> **WHAT THE TASK ASKS**:
Copy every entry exactly as given, minus the images.
=== DATASET EXTRACT ===
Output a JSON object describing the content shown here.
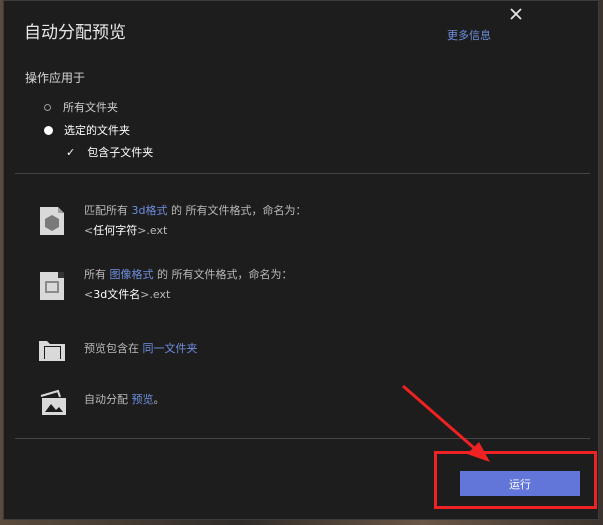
{
  "dialog": {
    "title": "自动分配预览",
    "more_info": "更多信息",
    "section_label": "操作应用于",
    "options": [
      {
        "label": "所有文件夹",
        "selected": false
      },
      {
        "label": "选定的文件夹",
        "selected": true
      }
    ],
    "include_subfolders": {
      "label": "包含子文件夹",
      "checked": true
    },
    "rules": [
      {
        "icon": "3d-file-icon",
        "line1_prefix": "匹配所有 ",
        "line1_link": "3d格式",
        "line1_suffix": " 的 所有文件格式，命名为：",
        "line2_lt": "<",
        "line2_bold": "任何字符",
        "line2_suffix": ">.ext"
      },
      {
        "icon": "image-file-icon",
        "line1_prefix": "所有 ",
        "line1_link": "图像格式",
        "line1_suffix": " 的 所有文件格式，命名为：",
        "line2_lt": "<",
        "line2_bold": "3d文件名",
        "line2_suffix": ">.ext"
      },
      {
        "icon": "folder-icon",
        "text_prefix": "预览包含在 ",
        "text_link": "同一文件夹"
      },
      {
        "icon": "preview-image-icon",
        "text_prefix": "自动分配 ",
        "text_link": "预览",
        "text_suffix": "。"
      }
    ],
    "run_label": "运行"
  },
  "colors": {
    "accent": "#6275d8",
    "link": "#6f8fe0",
    "annotation": "#ee2222"
  }
}
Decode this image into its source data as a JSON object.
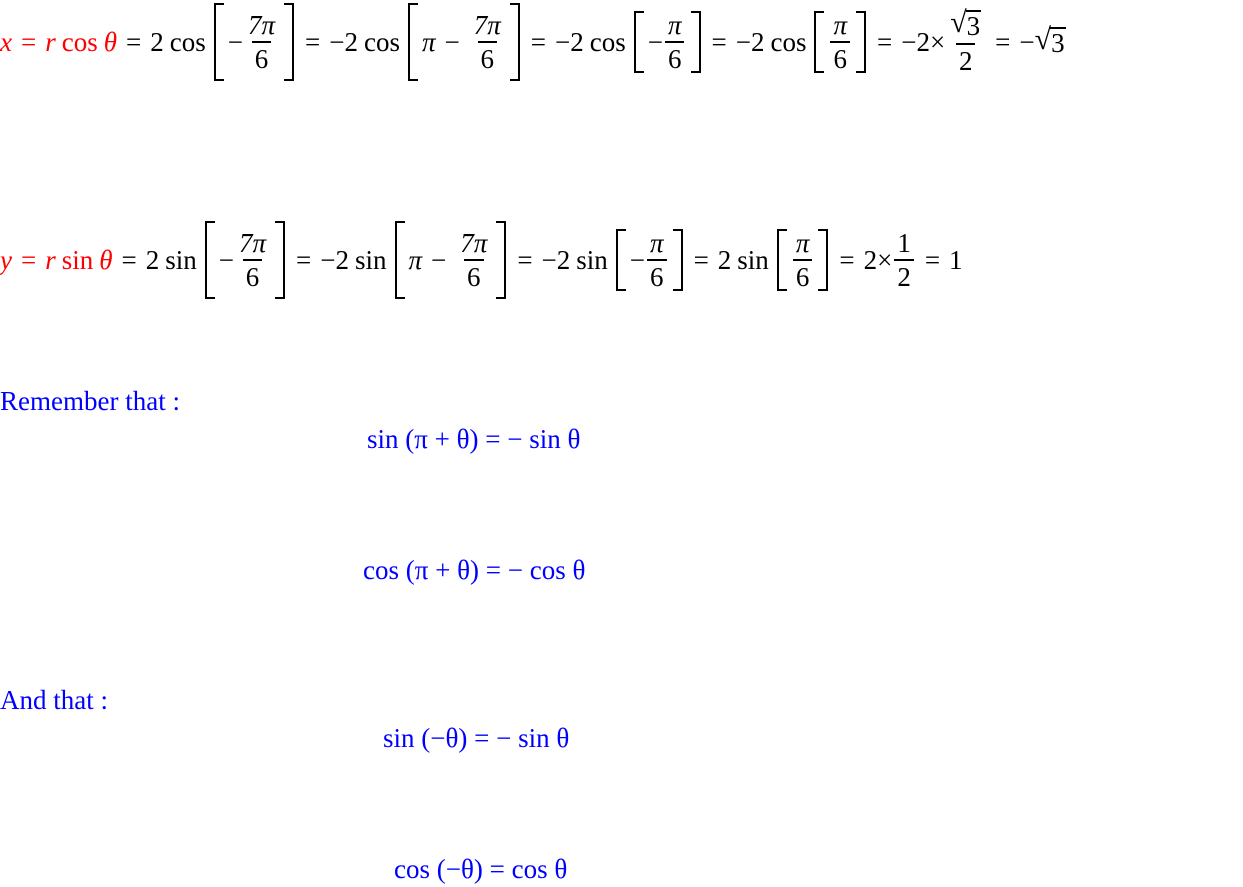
{
  "colors": {
    "variable": "#ff0000",
    "note": "#0000ff",
    "body": "#000000"
  },
  "x_equation": {
    "lhs": {
      "var": "x",
      "eq": "=",
      "r": "r",
      "fn": "cos",
      "theta": "θ"
    },
    "steps": [
      {
        "coef": "2",
        "fn": "cos",
        "bracket": "[ −7π/6 ]"
      },
      {
        "coef": "−2",
        "fn": "cos",
        "bracket": "[ π − 7π/6 ]"
      },
      {
        "coef": "−2",
        "fn": "cos",
        "bracket": "[ −π/6 ]"
      },
      {
        "coef": "−2",
        "fn": "cos",
        "bracket": "[ π/6 ]"
      },
      {
        "expr": "−2 × √3/2"
      },
      {
        "expr": "−√3"
      }
    ],
    "t": {
      "two": "2",
      "neg2": "−2",
      "cos": "cos",
      "minus": "−",
      "pi": "π",
      "seven_pi": "7π",
      "six": "6",
      "eq": "=",
      "times": "×",
      "three": "3",
      "radical": "√"
    }
  },
  "y_equation": {
    "lhs": {
      "var": "y",
      "eq": "=",
      "r": "r",
      "fn": "sin",
      "theta": "θ"
    },
    "steps": [
      {
        "coef": "2",
        "fn": "sin",
        "bracket": "[ −7π/6 ]"
      },
      {
        "coef": "−2",
        "fn": "sin",
        "bracket": "[ π − 7π/6 ]"
      },
      {
        "coef": "−2",
        "fn": "sin",
        "bracket": "[ −π/6 ]"
      },
      {
        "coef": "2",
        "fn": "sin",
        "bracket": "[ π/6 ]"
      },
      {
        "expr": "2 × 1/2"
      },
      {
        "expr": "1"
      }
    ],
    "t": {
      "two": "2",
      "neg2": "−2",
      "sin": "sin",
      "minus": "−",
      "pi": "π",
      "seven_pi": "7π",
      "six": "6",
      "eq": "=",
      "times": "×",
      "one": "1"
    }
  },
  "notes": {
    "remember": "Remember that :",
    "and_that": "And that :"
  },
  "identities": [
    {
      "text": "sin (π + θ) = − sin θ"
    },
    {
      "text": "cos (π + θ) = − cos θ"
    },
    {
      "text": "sin (−θ) = − sin θ"
    },
    {
      "text": "cos (−θ) = cos θ"
    }
  ]
}
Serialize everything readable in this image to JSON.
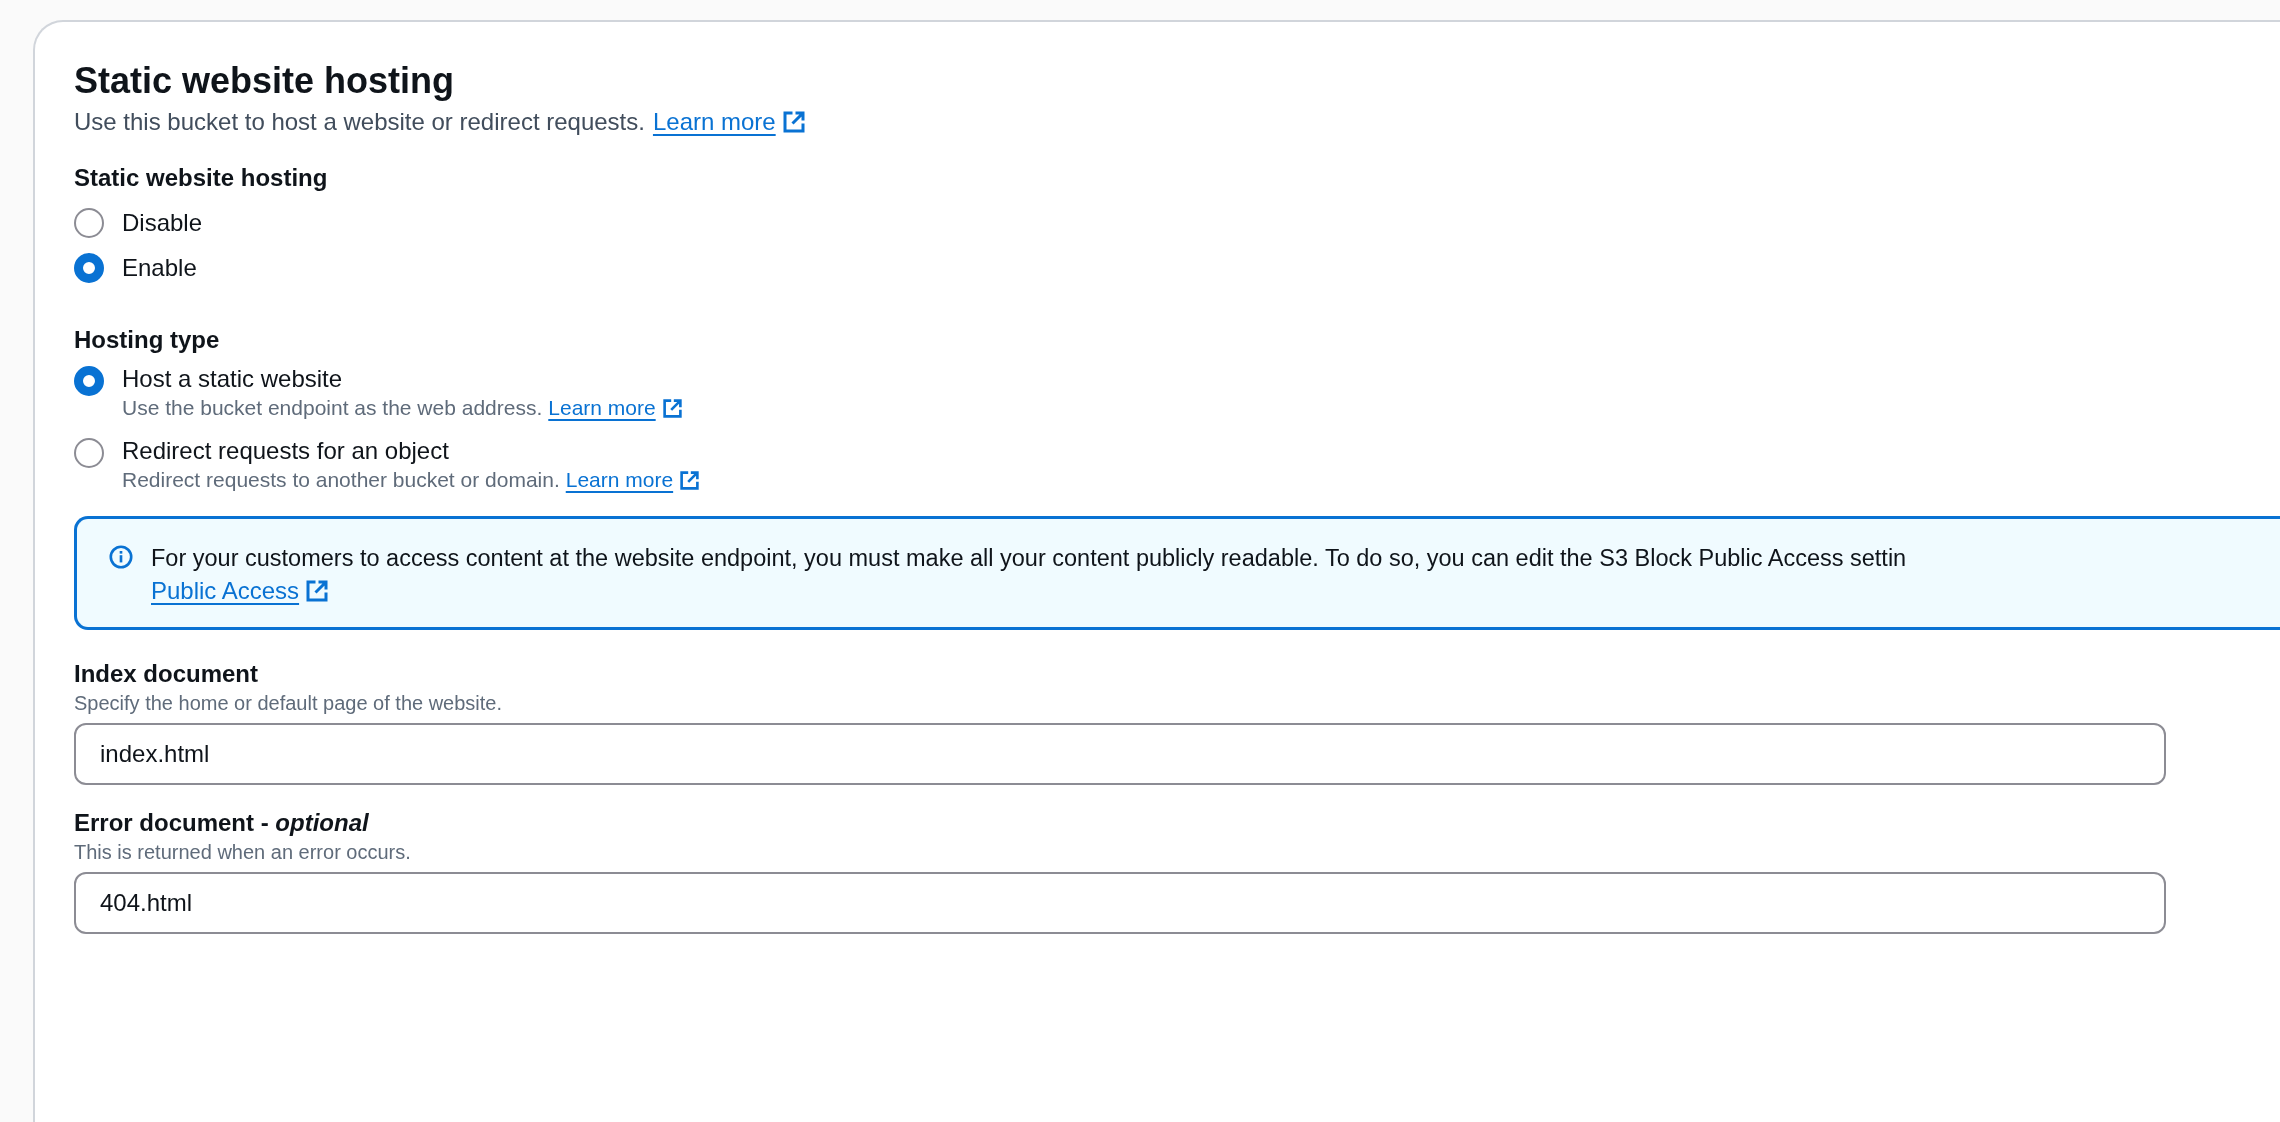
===
> **WRITTEN ANSWER**:
Output a JSON object describing the content shown here.
{
  "dialog": {
    "title": "自动分配预览",
    "more_info": "更多信息",
    "section_label": "操作应用于",
    "options": [
      {
        "label": "所有文件夹",
        "selected": false
      },
      {
        "label": "选定的文件夹",
        "selected": true
      }
    ],
    "include_subfolders": {
      "label": "包含子文件夹",
      "checked": true
    },
    "rules": [
      {
        "icon": "3d-file-icon",
        "line1_prefix": "匹配所有 ",
        "line1_link": "3d格式",
        "line1_suffix": " 的 所有文件格式，命名为：",
        "line2_lt": "<",
        "line2_bold": "任何字符",
        "line2_suffix": ">.ext"
      },
      {
        "icon": "image-file-icon",
        "line1_prefix": "所有 ",
        "line1_link": "图像格式",
        "line1_suffix": " 的 所有文件格式，命名为：",
        "line2_lt": "<",
        "line2_bold": "3d文件名",
        "line2_suffix": ">.ext"
      },
      {
        "icon": "folder-icon",
        "text_prefix": "预览包含在 ",
        "text_link": "同一文件夹"
      },
      {
        "icon": "preview-image-icon",
        "text_prefix": "自动分配 ",
        "text_link": "预览",
        "text_suffix": "。"
      }
    ],
    "run_label": "运行"
  },
  "colors": {
    "accent": "#6275d8",
    "link": "#6f8fe0",
    "annotation": "#ee2222"
  }
}
Decode this image into its source data as a JSON object.
{
  "colors": {
    "variable": "#ff0000",
    "note": "#0000ff",
    "body": "#000000"
  },
  "x_equation": {
    "lhs": {
      "var": "x",
      "eq": "=",
      "r": "r",
      "fn": "cos",
      "theta": "θ"
    },
    "steps": [
      {
        "coef": "2",
        "fn": "cos",
        "bracket": "[ −7π/6 ]"
      },
      {
        "coef": "−2",
        "fn": "cos",
        "bracket": "[ π − 7π/6 ]"
      },
      {
        "coef": "−2",
        "fn": "cos",
        "bracket": "[ −π/6 ]"
      },
      {
        "coef": "−2",
        "fn": "cos",
        "bracket": "[ π/6 ]"
      },
      {
        "expr": "−2 × √3/2"
      },
      {
        "expr": "−√3"
      }
    ],
    "t": {
      "two": "2",
      "neg2": "−2",
      "cos": "cos",
      "minus": "−",
      "pi": "π",
      "seven_pi": "7π",
      "six": "6",
      "eq": "=",
      "times": "×",
      "three": "3",
      "radical": "√"
    }
  },
  "y_equation": {
    "lhs": {
      "var": "y",
      "eq": "=",
      "r": "r",
      "fn": "sin",
      "theta": "θ"
    },
    "steps": [
      {
        "coef": "2",
        "fn": "sin",
        "bracket": "[ −7π/6 ]"
      },
      {
        "coef": "−2",
        "fn": "sin",
        "bracket": "[ π − 7π/6 ]"
      },
      {
        "coef": "−2",
        "fn": "sin",
        "bracket": "[ −π/6 ]"
      },
      {
        "coef": "2",
        "fn": "sin",
        "bracket": "[ π/6 ]"
      },
      {
        "expr": "2 × 1/2"
      },
      {
        "expr": "1"
      }
    ],
    "t": {
      "two": "2",
      "neg2": "−2",
      "sin": "sin",
      "minus": "−",
      "pi": "π",
      "seven_pi": "7π",
      "six": "6",
      "eq": "=",
      "times": "×",
      "one": "1"
    }
  },
  "notes": {
    "remember": "Remember that :",
    "and_that": "And that :"
  },
  "identities": [
    {
      "text": "sin (π + θ) = − sin θ"
    },
    {
      "text": "cos (π + θ) = − cos θ"
    },
    {
      "text": "sin (−θ) = − sin θ"
    },
    {
      "text": "cos (−θ) = cos θ"
    }
  ]
}
Serialize everything readable in this image to JSON.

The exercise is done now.